The Department of Global Gender and Sexuality Studies is marking the 50th anniversary of women’s studies at UB with a two-day conference entitled “Visionaries and Troublemakers: Women’s, Gender, and Sexuality Studies at 50” on October 28-29.
The first day of the program begins with registration at 9:00 am at 509 O’Brian Hall, North Campus. Day two begins at 9:30 am in Hayes Hall on the South Campus. The conference is free and open to the public, with both in-person and remote options for attendees. Registration information along with the conference schedule and speakers are available online.
The event will reflect on women’s studies at UB while also examining how five decades of teaching and research in the discipline by faculty and students have been part of broader struggles to advance the rights of women and sexual minorities, according to Gwynn Thomas, Associate Professor and Chair of the Department of Global Gender and Sexuality Studies.
“We celebrate the founding of the Women’s Studies College at UB and how this led to the discipline of women’s and gender studies, but we also see this as a means to reflect on what the next 50 years might be like. says Thomas, who is also the organizer of the conference.
Thomas says that women’s studies at the university grew out of activism in the 1960s.
By 1971, the university had begun establishing its Women’s Studies College, which UB officially recognized the following year. These early years brought new voices, perspectives and experiences to the Academy to ask new questions and in turn discover and develop better answers that enriched those communities and the university environment.
“What happened at the UB with women’s studies in the beginning was one of the many radical experiments in higher education that tried to democratize the university,” says Thomas. “Until that point, the experiences of women and underrepresented communities in academia were missing.
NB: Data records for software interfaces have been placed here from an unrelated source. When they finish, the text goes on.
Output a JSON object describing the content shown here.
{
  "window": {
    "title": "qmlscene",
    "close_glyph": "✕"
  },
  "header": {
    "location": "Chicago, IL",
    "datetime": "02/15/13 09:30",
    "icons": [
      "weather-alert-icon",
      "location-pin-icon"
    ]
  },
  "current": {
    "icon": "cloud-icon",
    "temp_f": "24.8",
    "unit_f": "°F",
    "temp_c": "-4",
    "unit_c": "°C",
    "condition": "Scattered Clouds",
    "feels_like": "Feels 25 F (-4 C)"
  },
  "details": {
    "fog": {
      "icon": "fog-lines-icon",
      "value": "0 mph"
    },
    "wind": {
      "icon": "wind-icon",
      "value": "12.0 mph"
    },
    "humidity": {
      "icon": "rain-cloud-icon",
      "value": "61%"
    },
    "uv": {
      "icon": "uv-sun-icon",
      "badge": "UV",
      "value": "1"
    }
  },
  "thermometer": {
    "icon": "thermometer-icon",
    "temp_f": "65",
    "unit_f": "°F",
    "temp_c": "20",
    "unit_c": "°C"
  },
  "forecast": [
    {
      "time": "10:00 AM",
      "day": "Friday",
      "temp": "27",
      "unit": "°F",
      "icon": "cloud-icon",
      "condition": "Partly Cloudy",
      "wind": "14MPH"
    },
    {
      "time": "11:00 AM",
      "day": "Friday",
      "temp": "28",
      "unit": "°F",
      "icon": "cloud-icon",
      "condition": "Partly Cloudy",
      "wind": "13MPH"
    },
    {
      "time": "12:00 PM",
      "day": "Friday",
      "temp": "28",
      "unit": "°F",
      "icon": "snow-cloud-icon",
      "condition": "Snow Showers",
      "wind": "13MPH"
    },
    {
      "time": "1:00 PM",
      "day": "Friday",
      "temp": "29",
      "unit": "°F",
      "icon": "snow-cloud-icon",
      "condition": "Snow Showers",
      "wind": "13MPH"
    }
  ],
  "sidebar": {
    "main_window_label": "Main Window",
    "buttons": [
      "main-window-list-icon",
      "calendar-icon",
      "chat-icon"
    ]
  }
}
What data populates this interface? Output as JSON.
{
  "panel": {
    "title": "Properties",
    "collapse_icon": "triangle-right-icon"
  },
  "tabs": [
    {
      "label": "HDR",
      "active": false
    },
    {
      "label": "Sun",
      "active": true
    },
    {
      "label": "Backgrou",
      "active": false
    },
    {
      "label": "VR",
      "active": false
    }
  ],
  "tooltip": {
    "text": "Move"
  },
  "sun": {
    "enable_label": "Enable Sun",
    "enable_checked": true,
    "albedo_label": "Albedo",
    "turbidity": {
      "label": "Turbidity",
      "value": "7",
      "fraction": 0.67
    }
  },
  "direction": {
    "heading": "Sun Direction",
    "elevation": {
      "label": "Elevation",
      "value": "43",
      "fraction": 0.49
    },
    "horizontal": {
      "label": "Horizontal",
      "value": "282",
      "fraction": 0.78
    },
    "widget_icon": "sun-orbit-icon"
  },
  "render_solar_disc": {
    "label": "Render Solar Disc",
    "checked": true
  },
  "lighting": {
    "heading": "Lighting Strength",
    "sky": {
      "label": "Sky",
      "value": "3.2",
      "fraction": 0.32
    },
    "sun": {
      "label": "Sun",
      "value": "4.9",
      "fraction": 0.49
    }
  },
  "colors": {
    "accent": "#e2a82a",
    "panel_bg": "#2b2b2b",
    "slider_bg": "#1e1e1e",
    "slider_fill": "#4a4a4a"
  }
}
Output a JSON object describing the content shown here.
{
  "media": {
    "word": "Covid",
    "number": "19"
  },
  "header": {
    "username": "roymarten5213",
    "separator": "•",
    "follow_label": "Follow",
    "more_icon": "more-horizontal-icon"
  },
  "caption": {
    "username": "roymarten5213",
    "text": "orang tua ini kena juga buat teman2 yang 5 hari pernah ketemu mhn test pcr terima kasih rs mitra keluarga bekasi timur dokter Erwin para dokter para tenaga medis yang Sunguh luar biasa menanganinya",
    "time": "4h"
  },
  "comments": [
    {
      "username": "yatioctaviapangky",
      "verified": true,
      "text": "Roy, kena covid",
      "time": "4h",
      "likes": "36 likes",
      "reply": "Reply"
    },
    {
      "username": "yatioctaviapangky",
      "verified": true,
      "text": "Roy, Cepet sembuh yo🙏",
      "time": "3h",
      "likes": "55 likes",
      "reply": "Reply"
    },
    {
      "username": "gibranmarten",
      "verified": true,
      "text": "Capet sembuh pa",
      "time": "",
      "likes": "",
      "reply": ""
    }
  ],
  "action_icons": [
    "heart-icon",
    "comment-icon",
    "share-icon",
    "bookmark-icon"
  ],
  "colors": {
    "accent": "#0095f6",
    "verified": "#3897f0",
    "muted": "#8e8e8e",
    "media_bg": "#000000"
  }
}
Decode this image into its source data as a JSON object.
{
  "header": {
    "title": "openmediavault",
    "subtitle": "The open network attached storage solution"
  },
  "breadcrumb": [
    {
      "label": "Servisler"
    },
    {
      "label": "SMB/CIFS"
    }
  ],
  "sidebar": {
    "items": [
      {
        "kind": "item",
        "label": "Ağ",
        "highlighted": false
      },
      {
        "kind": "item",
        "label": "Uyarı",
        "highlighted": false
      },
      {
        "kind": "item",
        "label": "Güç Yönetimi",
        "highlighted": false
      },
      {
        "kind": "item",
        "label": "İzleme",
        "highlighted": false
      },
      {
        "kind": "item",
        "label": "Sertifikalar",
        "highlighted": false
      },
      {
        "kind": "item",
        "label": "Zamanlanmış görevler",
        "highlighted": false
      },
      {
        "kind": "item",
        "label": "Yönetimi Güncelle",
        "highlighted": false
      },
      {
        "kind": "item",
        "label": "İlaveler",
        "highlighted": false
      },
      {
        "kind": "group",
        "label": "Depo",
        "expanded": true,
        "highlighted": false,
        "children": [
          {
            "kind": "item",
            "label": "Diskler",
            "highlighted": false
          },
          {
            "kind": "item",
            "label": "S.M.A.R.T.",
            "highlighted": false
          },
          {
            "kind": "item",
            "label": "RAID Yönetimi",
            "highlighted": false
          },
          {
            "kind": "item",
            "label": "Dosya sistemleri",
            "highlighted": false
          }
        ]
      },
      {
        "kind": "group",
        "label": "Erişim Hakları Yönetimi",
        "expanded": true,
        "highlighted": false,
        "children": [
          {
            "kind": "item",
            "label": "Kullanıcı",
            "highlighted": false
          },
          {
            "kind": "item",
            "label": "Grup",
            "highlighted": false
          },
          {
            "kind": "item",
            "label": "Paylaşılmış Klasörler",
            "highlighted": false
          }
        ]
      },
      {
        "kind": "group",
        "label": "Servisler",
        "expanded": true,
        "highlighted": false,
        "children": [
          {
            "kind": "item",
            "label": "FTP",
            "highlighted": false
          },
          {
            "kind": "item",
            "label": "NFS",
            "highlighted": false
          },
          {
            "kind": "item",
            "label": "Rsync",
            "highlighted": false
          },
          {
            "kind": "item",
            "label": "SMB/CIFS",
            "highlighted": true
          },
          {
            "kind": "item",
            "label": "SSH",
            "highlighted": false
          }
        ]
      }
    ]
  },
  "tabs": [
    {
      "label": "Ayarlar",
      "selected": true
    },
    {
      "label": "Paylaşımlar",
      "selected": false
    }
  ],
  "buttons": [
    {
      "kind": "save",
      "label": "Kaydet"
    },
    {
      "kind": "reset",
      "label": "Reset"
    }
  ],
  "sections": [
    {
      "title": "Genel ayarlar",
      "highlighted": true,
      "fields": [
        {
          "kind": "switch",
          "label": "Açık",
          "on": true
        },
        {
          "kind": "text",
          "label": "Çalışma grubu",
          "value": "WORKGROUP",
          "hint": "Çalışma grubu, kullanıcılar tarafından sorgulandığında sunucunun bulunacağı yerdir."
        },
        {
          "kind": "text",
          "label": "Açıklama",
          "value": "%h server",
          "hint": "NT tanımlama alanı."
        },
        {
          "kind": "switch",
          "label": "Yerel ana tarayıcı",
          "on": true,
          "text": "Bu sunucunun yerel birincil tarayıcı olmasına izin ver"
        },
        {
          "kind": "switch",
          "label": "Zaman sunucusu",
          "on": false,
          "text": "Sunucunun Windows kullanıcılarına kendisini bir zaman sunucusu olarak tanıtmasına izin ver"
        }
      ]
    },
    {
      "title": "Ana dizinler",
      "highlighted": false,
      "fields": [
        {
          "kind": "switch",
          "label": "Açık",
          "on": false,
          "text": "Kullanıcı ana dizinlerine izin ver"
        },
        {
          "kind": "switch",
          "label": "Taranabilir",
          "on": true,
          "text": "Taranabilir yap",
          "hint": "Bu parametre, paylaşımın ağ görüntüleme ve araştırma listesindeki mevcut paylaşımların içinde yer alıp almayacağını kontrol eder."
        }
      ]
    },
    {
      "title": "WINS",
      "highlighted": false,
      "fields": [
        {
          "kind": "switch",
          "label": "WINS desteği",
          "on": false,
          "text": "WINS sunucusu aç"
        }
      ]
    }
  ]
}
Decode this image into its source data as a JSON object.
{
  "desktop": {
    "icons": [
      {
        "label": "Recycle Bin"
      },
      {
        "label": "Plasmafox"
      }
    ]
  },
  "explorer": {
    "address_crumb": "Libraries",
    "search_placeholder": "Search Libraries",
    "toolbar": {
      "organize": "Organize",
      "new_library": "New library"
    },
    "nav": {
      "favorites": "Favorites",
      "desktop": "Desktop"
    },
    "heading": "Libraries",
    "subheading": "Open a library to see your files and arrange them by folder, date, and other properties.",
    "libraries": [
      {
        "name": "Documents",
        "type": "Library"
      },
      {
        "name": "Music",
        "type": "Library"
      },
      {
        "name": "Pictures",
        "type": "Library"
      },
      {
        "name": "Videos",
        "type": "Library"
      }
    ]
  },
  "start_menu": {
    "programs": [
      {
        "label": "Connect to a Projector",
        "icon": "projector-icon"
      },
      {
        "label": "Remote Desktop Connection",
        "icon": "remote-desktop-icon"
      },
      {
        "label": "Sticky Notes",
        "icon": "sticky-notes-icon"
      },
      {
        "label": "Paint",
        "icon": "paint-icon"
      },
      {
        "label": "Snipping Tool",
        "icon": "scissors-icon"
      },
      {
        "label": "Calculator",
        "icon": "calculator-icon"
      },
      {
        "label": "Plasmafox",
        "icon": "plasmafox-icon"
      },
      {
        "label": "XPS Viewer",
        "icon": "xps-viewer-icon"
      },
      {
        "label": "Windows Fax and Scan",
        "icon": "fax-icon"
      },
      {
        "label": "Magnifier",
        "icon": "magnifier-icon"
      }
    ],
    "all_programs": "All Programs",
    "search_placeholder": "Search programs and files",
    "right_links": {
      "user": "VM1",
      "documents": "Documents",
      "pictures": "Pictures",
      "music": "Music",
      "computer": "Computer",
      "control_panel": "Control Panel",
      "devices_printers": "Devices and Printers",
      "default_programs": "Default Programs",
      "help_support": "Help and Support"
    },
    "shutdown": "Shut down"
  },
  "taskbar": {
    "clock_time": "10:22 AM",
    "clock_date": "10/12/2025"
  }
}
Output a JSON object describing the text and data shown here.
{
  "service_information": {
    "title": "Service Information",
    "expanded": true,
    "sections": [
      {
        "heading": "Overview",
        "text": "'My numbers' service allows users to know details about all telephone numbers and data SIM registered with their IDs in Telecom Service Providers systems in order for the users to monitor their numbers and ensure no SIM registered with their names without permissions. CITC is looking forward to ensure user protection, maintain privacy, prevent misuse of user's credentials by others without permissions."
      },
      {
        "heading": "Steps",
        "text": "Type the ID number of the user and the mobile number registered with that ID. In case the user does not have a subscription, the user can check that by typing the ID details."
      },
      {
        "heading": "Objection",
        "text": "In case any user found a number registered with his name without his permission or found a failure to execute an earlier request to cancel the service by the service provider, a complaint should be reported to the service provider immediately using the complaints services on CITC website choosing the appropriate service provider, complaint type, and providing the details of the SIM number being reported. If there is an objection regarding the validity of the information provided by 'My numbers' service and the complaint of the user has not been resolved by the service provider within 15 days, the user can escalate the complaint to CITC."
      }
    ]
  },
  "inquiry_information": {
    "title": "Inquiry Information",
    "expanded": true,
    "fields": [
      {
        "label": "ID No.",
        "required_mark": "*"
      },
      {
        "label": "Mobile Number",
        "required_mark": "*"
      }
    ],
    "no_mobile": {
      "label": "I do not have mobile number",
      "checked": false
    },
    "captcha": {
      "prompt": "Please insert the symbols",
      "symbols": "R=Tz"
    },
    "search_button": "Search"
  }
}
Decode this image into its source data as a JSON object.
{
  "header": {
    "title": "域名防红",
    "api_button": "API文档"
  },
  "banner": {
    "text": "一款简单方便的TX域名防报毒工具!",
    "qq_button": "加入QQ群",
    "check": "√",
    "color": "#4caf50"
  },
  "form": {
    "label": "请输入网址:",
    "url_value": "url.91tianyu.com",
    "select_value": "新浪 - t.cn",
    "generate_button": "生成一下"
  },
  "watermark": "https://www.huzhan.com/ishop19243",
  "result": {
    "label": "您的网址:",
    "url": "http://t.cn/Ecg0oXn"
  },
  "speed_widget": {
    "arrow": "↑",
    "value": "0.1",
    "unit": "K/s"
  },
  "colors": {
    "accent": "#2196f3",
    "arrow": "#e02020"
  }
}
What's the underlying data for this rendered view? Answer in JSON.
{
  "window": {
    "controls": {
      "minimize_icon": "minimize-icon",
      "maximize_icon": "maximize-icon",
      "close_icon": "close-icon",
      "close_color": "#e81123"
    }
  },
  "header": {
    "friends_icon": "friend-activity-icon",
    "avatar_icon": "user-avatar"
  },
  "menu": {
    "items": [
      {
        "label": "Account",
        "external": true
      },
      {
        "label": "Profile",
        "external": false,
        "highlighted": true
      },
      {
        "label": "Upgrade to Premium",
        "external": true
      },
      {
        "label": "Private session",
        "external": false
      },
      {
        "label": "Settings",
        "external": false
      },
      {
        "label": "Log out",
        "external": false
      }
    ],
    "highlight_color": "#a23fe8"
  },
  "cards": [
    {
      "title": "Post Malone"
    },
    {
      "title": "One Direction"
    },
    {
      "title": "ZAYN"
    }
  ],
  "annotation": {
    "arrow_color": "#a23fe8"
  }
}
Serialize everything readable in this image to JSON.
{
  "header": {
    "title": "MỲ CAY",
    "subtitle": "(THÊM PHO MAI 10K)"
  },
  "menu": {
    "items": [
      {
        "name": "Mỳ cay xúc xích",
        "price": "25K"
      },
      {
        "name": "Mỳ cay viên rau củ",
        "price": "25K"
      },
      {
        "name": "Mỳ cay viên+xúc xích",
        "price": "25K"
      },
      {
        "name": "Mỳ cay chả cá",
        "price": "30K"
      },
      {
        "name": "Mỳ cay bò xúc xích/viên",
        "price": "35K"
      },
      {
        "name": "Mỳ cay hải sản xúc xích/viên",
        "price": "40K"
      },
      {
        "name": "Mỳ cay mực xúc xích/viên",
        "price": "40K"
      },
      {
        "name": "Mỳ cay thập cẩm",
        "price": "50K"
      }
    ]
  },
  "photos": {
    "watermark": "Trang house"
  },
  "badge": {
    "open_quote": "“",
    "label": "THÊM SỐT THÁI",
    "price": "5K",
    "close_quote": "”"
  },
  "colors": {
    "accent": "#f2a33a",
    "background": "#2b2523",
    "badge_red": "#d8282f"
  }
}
“It was not only the absence of faculty members that reflected these communities, but also the lack of knowledge produced and taught about these communities.”
Women’s Studies is an engaged voice at the UB that has been concerned with the lived experiences of women in society and as producers of knowledge since its inception. The discipline existed in various entities, beginning with the Women’s Studies College and later under a reorganization along with other university colleges into the Department of Women’s Studies in 1997 before taking shape as today’s Global Gender and Sexuality Studies, which is a Bachelor of Arts degree , Master of Arts and PhD in Global Gender Studies.
“Our survival is one of our many achievements,” says Thomas. “We are present and have trained generations of students in feminist and gender theory. The overall educational experience at the UB is richer through this work.”
But Thomas emphasizes that the conference is a public event and is not designed exclusively for students and researchers.
“We’re going to have a whole range of interesting questions that touch on the many challenges we face today,” she says. “How do we create knowledge; How do we ensure knowledge is inclusive in a way that respects the experiences of diverse communities? And we’re going to talk about the connections between academics and activism. How do we use our best knowledge and skills to think critically and create the framework to address the issues we face today?”
Women’s Studies is a discipline that deals directly with some of the most pressing issues facing society today.
“Of the fall of Roe v. Wade, to attacks on women’s rights and sexual minorities, to fears of critical race theory being in reality an attack on public education, women’s studies as a discipline has been a central part of the discussion of the issues, and there’s plenty to admit for all learn from the conversations we have planned over the two days of the conference,” says Thomas.
Thomas says the discipline of women’s studies will continue its commitment to creating a better world through activism and scholarship within the discipline.
“We’ve accomplished a lot in 50 years, but I hope that in 50 years we’ll be in a better place,” she says. “We are all excited for the opportunity to celebrate this anniversary, and we invite everyone in the community to come to the conference and participate in our discussions.”